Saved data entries

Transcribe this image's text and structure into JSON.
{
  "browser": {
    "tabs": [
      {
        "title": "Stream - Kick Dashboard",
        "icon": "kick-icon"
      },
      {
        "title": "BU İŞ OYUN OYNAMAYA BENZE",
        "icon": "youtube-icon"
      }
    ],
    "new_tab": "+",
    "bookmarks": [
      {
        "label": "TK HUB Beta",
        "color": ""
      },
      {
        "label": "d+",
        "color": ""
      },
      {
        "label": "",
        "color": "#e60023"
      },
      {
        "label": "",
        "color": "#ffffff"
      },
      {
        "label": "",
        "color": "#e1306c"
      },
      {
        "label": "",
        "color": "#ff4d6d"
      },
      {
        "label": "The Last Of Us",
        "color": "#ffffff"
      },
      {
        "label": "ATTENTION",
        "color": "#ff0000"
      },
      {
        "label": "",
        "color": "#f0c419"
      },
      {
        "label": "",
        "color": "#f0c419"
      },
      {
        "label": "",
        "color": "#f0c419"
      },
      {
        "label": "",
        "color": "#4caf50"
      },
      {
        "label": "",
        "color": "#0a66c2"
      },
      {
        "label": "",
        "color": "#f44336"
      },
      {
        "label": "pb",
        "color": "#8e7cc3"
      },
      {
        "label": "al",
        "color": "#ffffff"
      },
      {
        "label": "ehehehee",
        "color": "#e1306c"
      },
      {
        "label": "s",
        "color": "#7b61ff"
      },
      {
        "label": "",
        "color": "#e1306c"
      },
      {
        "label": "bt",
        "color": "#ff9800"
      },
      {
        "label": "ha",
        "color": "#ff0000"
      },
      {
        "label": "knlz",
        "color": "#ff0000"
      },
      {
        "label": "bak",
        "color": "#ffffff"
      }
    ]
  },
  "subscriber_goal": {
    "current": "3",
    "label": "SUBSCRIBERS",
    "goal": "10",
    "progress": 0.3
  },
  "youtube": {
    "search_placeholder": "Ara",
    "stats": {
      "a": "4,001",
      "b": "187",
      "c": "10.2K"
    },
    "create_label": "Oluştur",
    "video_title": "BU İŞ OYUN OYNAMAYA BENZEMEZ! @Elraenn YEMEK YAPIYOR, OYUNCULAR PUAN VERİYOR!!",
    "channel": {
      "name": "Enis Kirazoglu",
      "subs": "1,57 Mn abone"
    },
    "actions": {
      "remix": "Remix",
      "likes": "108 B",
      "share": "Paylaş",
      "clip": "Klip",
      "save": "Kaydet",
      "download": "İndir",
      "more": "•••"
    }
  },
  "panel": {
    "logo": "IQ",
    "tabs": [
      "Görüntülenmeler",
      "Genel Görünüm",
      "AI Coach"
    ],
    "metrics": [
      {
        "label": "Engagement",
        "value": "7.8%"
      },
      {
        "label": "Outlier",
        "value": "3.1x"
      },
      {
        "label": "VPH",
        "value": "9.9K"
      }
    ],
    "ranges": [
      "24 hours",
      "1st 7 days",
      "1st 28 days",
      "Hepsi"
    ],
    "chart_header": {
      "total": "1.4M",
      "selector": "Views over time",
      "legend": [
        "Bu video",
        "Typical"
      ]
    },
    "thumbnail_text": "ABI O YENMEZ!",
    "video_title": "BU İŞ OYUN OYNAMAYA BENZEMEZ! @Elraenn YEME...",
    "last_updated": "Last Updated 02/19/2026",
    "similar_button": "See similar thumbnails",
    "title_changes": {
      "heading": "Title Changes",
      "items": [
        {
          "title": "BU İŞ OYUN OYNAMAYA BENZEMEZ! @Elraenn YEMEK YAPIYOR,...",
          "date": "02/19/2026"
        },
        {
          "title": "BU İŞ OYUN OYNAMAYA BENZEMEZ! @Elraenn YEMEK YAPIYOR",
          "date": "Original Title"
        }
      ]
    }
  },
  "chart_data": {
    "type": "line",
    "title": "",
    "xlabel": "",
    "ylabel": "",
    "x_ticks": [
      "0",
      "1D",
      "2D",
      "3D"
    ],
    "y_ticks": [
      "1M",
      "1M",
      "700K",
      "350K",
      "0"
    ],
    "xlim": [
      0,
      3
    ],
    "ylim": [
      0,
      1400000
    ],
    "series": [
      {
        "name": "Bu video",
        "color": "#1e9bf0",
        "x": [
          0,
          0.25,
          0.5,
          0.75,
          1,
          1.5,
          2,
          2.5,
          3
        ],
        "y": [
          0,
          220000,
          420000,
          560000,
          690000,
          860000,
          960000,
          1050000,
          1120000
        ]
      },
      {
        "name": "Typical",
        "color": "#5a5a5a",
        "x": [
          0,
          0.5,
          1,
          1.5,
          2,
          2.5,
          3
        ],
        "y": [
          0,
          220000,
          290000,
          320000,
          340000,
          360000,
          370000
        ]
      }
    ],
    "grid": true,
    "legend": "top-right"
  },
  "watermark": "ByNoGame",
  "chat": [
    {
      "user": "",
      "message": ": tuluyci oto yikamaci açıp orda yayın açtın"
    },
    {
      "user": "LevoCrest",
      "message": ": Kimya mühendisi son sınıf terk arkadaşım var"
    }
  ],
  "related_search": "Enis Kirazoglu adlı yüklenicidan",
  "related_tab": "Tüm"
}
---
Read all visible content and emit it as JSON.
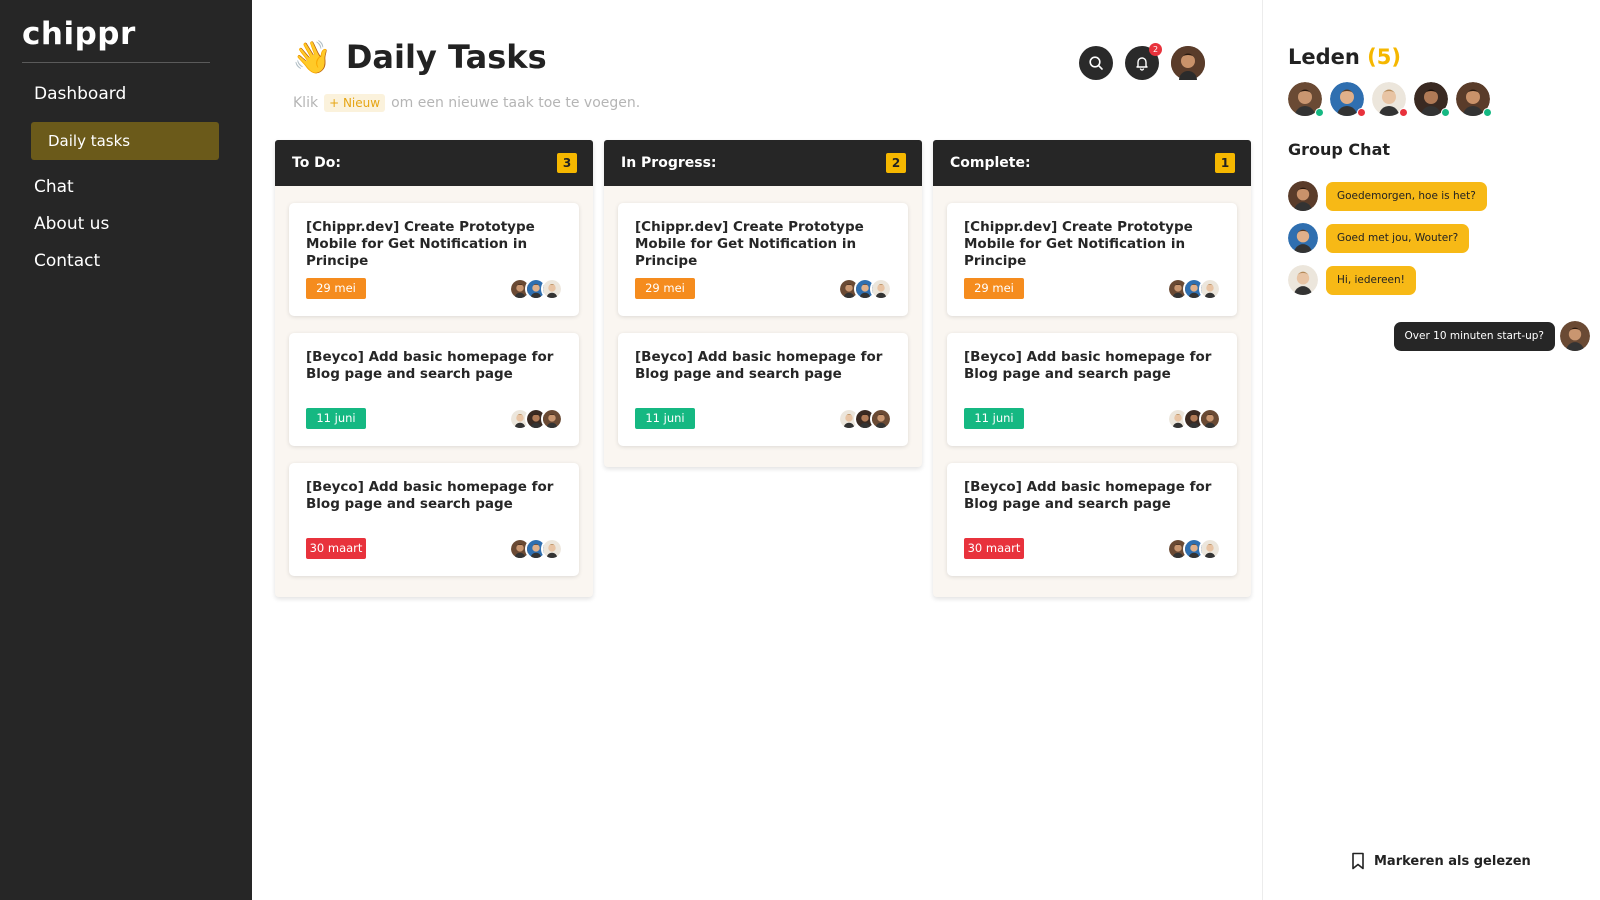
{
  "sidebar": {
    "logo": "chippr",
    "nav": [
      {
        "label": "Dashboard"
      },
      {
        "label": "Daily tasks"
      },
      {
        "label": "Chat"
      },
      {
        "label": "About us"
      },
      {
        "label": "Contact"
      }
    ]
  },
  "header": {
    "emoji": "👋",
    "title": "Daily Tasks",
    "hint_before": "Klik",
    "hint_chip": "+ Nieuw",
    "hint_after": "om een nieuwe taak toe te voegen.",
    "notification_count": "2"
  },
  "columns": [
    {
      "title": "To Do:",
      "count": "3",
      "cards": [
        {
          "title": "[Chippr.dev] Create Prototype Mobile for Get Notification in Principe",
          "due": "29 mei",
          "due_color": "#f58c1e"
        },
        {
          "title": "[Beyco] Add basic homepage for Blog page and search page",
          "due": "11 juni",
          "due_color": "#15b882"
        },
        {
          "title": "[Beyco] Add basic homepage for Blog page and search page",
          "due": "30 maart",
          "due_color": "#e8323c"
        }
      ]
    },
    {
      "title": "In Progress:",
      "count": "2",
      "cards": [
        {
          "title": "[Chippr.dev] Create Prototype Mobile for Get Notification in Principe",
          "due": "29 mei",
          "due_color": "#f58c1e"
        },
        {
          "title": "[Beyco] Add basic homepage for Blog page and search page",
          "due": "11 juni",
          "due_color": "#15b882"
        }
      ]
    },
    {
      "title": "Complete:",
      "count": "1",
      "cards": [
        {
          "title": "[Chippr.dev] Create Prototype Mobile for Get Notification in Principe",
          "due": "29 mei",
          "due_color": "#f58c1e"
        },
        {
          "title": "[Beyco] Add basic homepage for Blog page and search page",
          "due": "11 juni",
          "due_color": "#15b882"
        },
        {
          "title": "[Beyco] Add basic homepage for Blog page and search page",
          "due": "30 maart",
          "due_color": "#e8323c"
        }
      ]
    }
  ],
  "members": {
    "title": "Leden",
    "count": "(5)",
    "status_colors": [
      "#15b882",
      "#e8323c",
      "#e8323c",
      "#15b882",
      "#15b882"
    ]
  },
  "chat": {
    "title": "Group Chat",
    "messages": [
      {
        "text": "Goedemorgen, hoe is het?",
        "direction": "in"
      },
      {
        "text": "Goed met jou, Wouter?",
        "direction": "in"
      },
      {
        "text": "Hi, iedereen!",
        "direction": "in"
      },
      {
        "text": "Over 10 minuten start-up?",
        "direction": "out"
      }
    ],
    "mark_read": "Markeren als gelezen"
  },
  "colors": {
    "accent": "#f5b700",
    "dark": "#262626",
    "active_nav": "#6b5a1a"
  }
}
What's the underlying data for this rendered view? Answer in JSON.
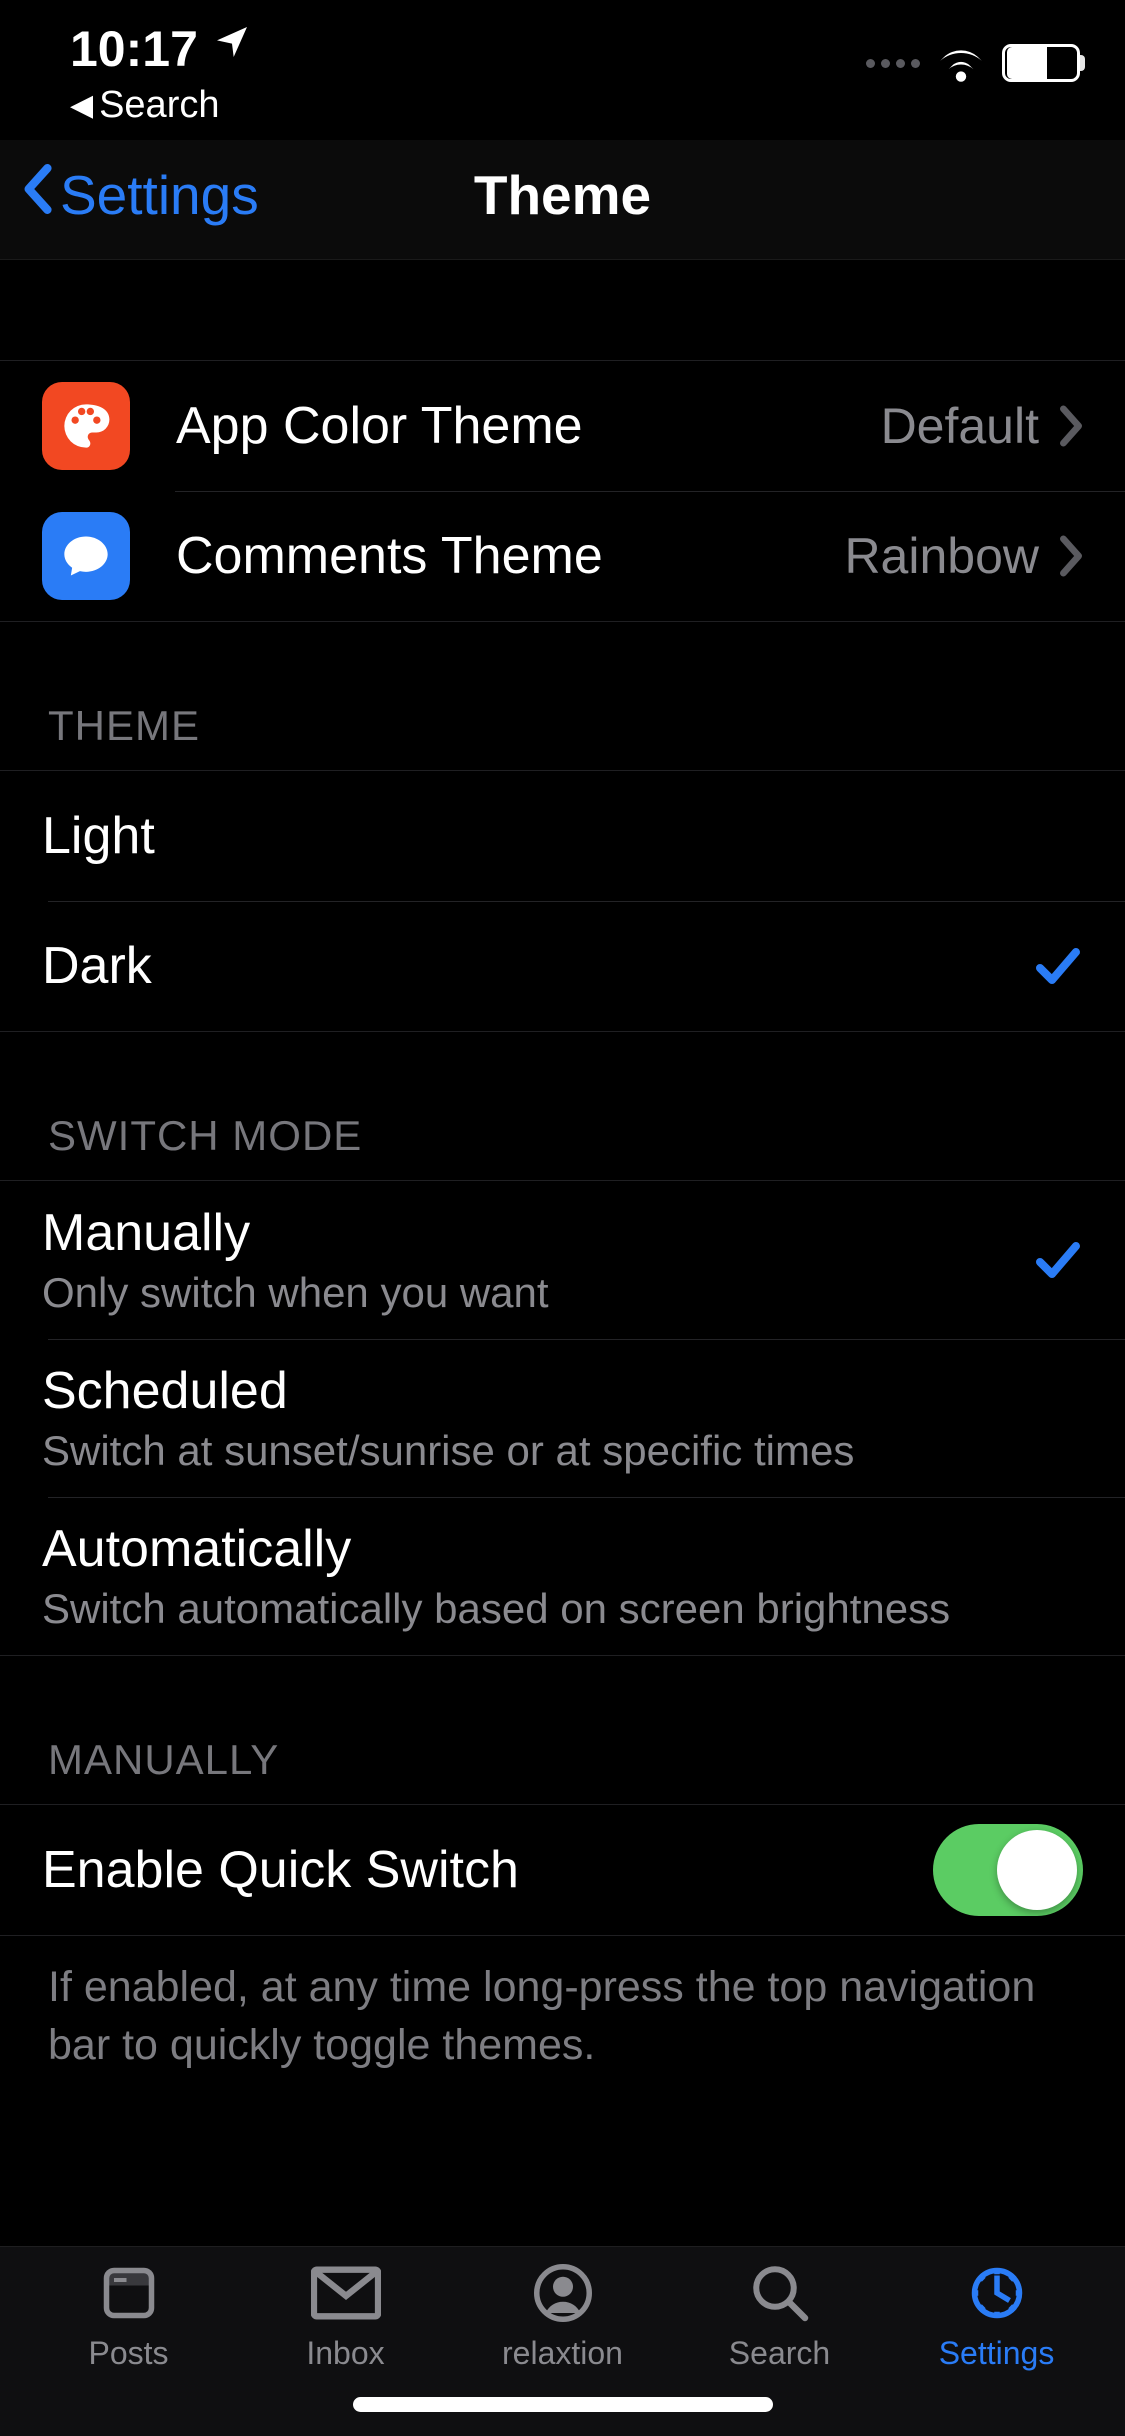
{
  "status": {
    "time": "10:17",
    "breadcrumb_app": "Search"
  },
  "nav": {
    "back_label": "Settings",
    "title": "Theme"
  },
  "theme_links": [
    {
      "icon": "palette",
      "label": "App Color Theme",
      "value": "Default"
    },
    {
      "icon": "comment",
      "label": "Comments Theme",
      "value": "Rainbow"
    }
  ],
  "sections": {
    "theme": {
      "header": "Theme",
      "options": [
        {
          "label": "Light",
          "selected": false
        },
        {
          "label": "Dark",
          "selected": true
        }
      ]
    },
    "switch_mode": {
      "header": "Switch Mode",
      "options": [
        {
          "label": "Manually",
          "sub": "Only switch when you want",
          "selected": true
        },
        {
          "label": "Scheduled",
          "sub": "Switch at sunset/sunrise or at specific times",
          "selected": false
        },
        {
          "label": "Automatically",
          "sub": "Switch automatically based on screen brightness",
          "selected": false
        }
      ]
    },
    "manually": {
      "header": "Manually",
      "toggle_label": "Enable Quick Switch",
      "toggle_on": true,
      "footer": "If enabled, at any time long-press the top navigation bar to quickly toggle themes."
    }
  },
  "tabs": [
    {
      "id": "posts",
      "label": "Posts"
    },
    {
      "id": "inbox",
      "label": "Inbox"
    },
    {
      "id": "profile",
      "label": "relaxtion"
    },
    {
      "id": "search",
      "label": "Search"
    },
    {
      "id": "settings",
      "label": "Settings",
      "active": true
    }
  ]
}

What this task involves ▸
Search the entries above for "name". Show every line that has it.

Answer ▸
      "name": "Enis Kirazoglu",
        "name": "Bu video",
        "name": "Typical",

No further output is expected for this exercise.